Day 3: Finding the Joy in the Fast
BY AMANDA MONTEZ | March 4, 2022
This time last year, surrounded by 8th grade students, I asked “what do you think you will give up this Lent?” They were a little stunned—haven’t we given up enough during the pandemic? As half of the class was on Zoom and half of the class was spread 6-feet apart and masked, it felt like a lot had been sacrificed already—the luxury of in-person school, a warm embrace with a friend, a large family gathering. I reframed my question—what is something that we can intentionally add to our lives during the forty days of Lent?
The principal at Sacred Heart Nativity would frequently tell our faculty that less is more. It reframed the way we spent our days and it carved out time every week for one homeroom to have a joy period—a moment away from the rhythm of school that allowed them to reconnect with themselves and each other. I can picture the food eating contests with 8th grade boys, water balloon fights with the PE teacher, nail painting parties watching Toy Story 3, and slime making in the science lab.
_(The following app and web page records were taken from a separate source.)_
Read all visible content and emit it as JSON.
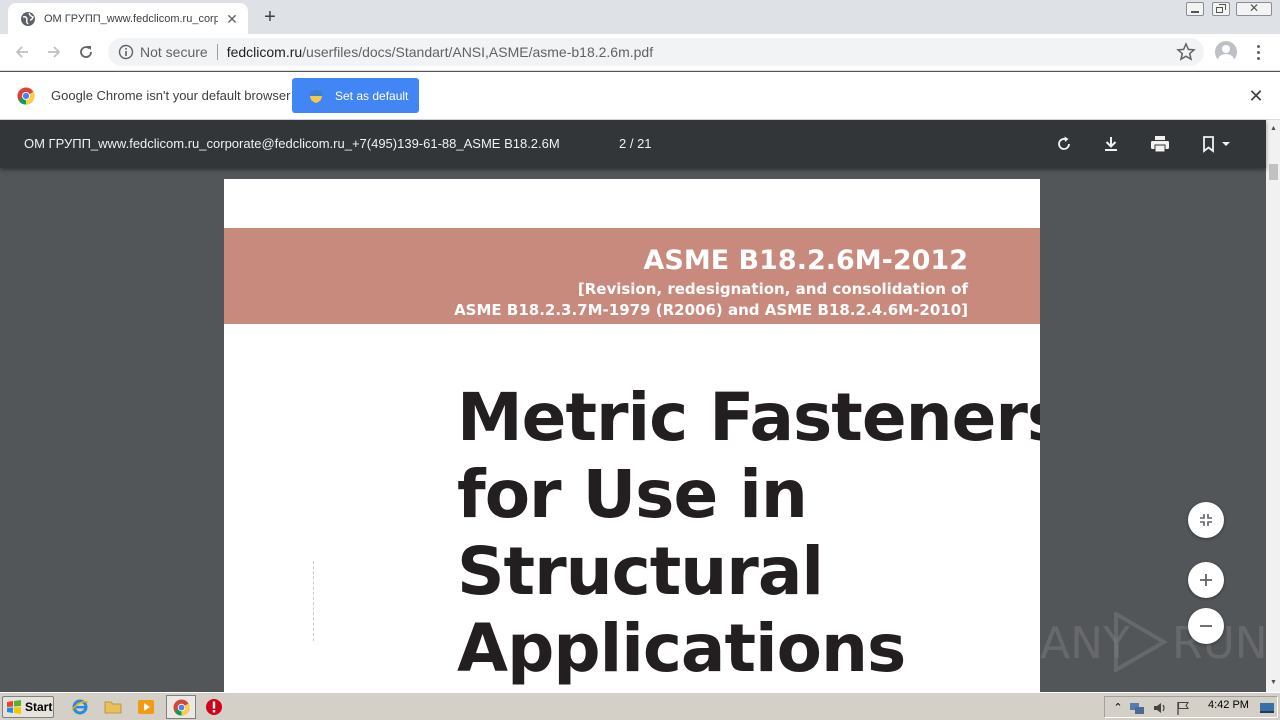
{
  "browser": {
    "tab": {
      "title": "ОМ ГРУПП_www.fedclicom.ru_corporate@fedclicom.ru_+7(495)139-61-88_ASME B18.2.6M"
    },
    "new_tab_label": "+",
    "address": {
      "security_text": "Not secure",
      "host": "fedclicom.ru",
      "path": "/userfiles/docs/Standart/ANSI,ASME/asme-b18.2.6m.pdf"
    }
  },
  "infobar": {
    "message": "Google Chrome isn't your default browser",
    "button_label": "Set as default",
    "close_label": "✕"
  },
  "pdf_viewer": {
    "title": "ОМ ГРУПП_www.fedclicom.ru_corporate@fedclicom.ru_+7(495)139-61-88_ASME B18.2.6M",
    "page_indicator": "2 / 21",
    "tools": [
      "rotate-icon",
      "download-icon",
      "print-icon",
      "bookmark-icon"
    ]
  },
  "document": {
    "standard": "ASME B18.2.6M-2012",
    "revision_line1": "[Revision, redesignation, and consolidation of",
    "revision_line2": "ASME B18.2.3.7M-1979 (R2006) and ASME B18.2.4.6M-2010]",
    "title_lines": [
      "Metric Fasteners",
      "for Use in",
      "Structural",
      "Applications"
    ]
  },
  "watermark": {
    "left": "ANY",
    "right": "RUN"
  },
  "taskbar": {
    "start_label": "Start",
    "clock": "4:42 PM"
  },
  "colors": {
    "band": "#c98a7e",
    "pdf_toolbar": "#323639",
    "viewer_bg": "#525659",
    "accent": "#4285f4"
  }
}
This is where the joy lived—when we got to slow down, be in awe of each other’s goodness, and take a fast from traditional learning.
In this season of fasting, what can we do differently to be in companionship with others? To be in accompaniment with those on the margins—the hungry, naked, and oppressed? In what ways can we find joy in the plain, old, ordinary moments of our days?
Today’s passage reminds us that we are not being asked to make big, grandiose fasts. We are being asked to recognize and honor the humanness in each other. And in response, we radically love one another so that the margins dissipate.
- What can you add to your life during Lent to help you to better find joy in the “plan, old, ordinary moments of our days?”
- What Lenten practices can help you to more radically connect with others?
Amanda Montez Cobian is the director of diversity, equity, and inclusion at Jesuit High School in Portland, OR. She recently finished her graduate degree at the University of San Francisco in international and multicultural education. Her research centers alumni of Nativity schools and how they transition to predominantly white high schools. As a bi-racial educator, she aims to create the classroom environment she wished she could have had as a student and works to create systems of racial equity at work, in research, and as a co-author of Jesuit West’s Community Organizing for Racial Equity (CORE).
I shared this in my blog I’ve been writing for years as I was thinking if Ukraine:
Fr. Bob Traupman
Fasting from judging others who do not share same values; suspending judgment allows me to listen more, understand more this love more. As in the readings yesterday. Choosing life giving practices over death . Pray for peace in Ukraine.
One thing I am trying to do is to laugh five times a day and get at least five other people to laugh in the course of a day. Just bringing a smile to someone’s face can lift another’s spirits and bring a ray of sunshine on a cloudy day.
I am disappointed in the Lenten Posts. I thought there would be more meat and substance. The last three days have left me empty. Perhaps this is the point. I did not know the Posts would be directed to grade school children. Is this the Ignatian method?
I am truly sorry you feel empty but Jesus himself calls us:
“Truly I say to you, unless you change and become like children, you will not enter the kingdom of heaven”
For me, thinking in this way humbles me and reminds me remain humble before God
Empty. Maybe emptiness is a call to know God in a deeper way. A desert experience.
Since most of the people in our parish live by themselves, it is important to take a moment and welcome them at the beginning or end of our prayer. This morning I met a person who I hadn’t seen in some time. She was glad I recognized her and I encouraged her to join me in prayer sometime this week. There is something about doing even the smallest task together so before we go to prayer we will join each other for a visit to someone else in our building. Even the shortest time just to say hello and how the person is before we head off to work, whether teaching or evaluating some of the classes, it is a special time to connect and meditate on the compassion of Jesus Christ for each one of us and use that compassion to serve others.
My husband and I are in our 80s and for us the pandemic is not over. We are still pretty much confined to our quarters. So it is very important to find some joy in each day, be it a short walk outdoors or a game of ping-pong on the kitchen table. Prayer and remote service to our parish keeps us sane and thankful.
I swim daily and live in an assisted living facility W/O balconies or easy access to the sun.
So for Lent after my swim, I’m going to sit outside in the sun for 30 minutes and pray for the people of Ukraine and thank God for my many blessings.
My husband and I, both in our 70’s have sent funds to help Ukraine. It is the least we can do to help those in need.
Attend the solidarity rally for Ukraine tomorrow at the courthouse in Fort Wayne at 3 pm
‘We are being asked to recognize and honor the humanness in each other’ – Well said, Amanda, Thanks.